▶ **PROBLEM**
Show every line below where "Метод" can be found.

▶ **RECORDS SHOWN**
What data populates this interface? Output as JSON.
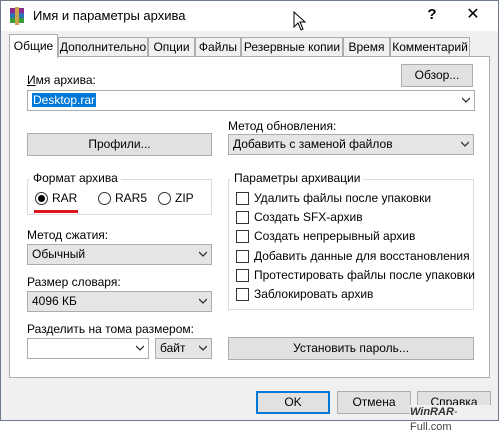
{
  "window": {
    "title": "Имя и параметры архива",
    "help_glyph": "?",
    "close_glyph": "✕"
  },
  "tabs": [
    "Общие",
    "Дополнительно",
    "Опции",
    "Файлы",
    "Резервные копии",
    "Время",
    "Комментарий"
  ],
  "archive_name": {
    "label": "Имя архива:",
    "value": "Desktop.rar",
    "browse_label": "Обзор..."
  },
  "profiles_label": "Профили...",
  "update_method": {
    "label": "Метод обновления:",
    "value": "Добавить с заменой файлов"
  },
  "archive_format": {
    "title": "Формат архива",
    "options": [
      "RAR",
      "RAR5",
      "ZIP"
    ],
    "selected": "RAR"
  },
  "compression": {
    "label": "Метод сжатия:",
    "value": "Обычный"
  },
  "dictionary": {
    "label": "Размер словаря:",
    "value": "4096 КБ"
  },
  "split": {
    "label": "Разделить на тома размером:",
    "value": "",
    "unit": "байт"
  },
  "archive_options": {
    "title": "Параметры архивации",
    "items": [
      {
        "label": "Удалить файлы после упаковки",
        "checked": false
      },
      {
        "label": "Создать SFX-архив",
        "checked": false
      },
      {
        "label": "Создать непрерывный архив",
        "checked": false
      },
      {
        "label": "Добавить данные для восстановления",
        "checked": false
      },
      {
        "label": "Протестировать файлы после упаковки",
        "checked": false
      },
      {
        "label": "Заблокировать архив",
        "checked": false
      }
    ]
  },
  "set_password_label": "Установить пароль...",
  "buttons": {
    "ok": "OK",
    "cancel": "Отмена",
    "help": "Справка"
  },
  "watermark": {
    "brand": "WinRAR",
    "suffix": "-Full.com"
  },
  "colors": {
    "accent": "#0078d7",
    "highlight_line": "#e0141e"
  }
}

▶ **RESULT FOR THIS TASK**
    "label": "Метод обновления:",
    "label": "Метод сжатия:",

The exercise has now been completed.